The problem is, many times we begin to justify our ego in the absence of Sadguru and when we are derailing from our spiritual goal. We start justifying our ego as “I am saying I am knowledgeable because I am knowledgeable.” “I donate so much that is why I am saying that I do, there is nothing wrong about it.” When we start justifying our ego, we begin to protect it.
Instead of worshipping our ego, we should worship the God of ego, Lord Shankar.
ahaṃkāra siva buddhi aja mana sasi citta mahāna, manuja bāsa sacarācara rupa rāma bhagavāna (Lankā kāṇda).
Therefore, we should learn from the character of Nāradji. This is not the fall of Nāradji. He is the principal of the path of devotion and a principal teaches us by his behaviour. We should not forget that Nāradji is considered as an incarnation in Śrimad Bhagāvat. When Nāradji went to Lord Shankar and told him the entire story of how he had won over Kāmadeva, Lord Shankar, the god of ego, immediately saw the seed of ego in the sage’s mind.
Lord Shankar simply adviced Nāradji not to narrate this incident to Lord Vishnu. When we consider our ego justified, we think our well-wishers are against us. Nāradji thought that Lord Shiva is advising so as He will be unable to tolerate Lord Vishnu praising Nāradji. Nāradji did exactly what Lord Shankar had denied him to do. When such a realized person or a Sadguru, provides advice, their teachings must be taken seriously.
Nāradji went to Lord Vishnu’s abode and narrated his entire story of triumph over Kāmadeva. Lord Vishnu understood that His devotee was trapped in egoism. Lord Vishnu praised Nāradji who in return bowed to God with a sense of ego and said, “This win is due to your blessings”.
In order to destroy this bad quality of ego, the Lord created the illusory incident of Nāradji getting attracted to Mohini, leading to his disgrace. We see in Śrī Rām Carit Mānas that he even became angry and cursed Lord Vishnu.
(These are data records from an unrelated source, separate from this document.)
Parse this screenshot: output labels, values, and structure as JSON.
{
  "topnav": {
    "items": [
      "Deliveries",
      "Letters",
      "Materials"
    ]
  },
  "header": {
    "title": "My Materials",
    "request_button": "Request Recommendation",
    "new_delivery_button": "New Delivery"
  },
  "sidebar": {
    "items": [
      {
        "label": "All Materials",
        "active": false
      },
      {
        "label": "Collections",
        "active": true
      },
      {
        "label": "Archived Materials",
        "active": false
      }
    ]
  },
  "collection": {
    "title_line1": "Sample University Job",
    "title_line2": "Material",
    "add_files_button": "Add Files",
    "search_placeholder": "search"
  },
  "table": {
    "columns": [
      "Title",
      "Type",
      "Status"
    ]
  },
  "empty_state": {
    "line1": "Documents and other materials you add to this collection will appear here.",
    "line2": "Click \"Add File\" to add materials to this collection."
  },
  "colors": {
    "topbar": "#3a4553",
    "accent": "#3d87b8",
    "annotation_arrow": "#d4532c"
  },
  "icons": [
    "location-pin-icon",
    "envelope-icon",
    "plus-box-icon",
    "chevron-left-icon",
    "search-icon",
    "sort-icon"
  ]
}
When the Lord took away His illusion, there was neither a princess nor anything else. Only the Lord and His devotee remained. Naradji realised his mistake that had led Him to curse his beloved deity.
One thing is certain that a devotee may deviate from the spiritual path but will not come to a halt. God says in Gita: na hi kalyāṇakṛt kaścit durgatiṁ tāta gacchati (Shrimad Bhagavad Gita 6.4) What you have done can never go in vain. Your spiritual practice and good deeds save you from coming to a halt.
When Nāradji started feeling guilty, God said to Nāradji, “Go to the same hermitage where you meditated upon me and won over Kāmadeva. Then, worship Lord Shankar, the god of ego.
In summary, to save ourselves from downfall from our spiritual goal, we should stay in the constant presence of and take refuge in Sadguru or a realized person. Whenever he/she will notice that you are headed towards your downfall he/she will warn you.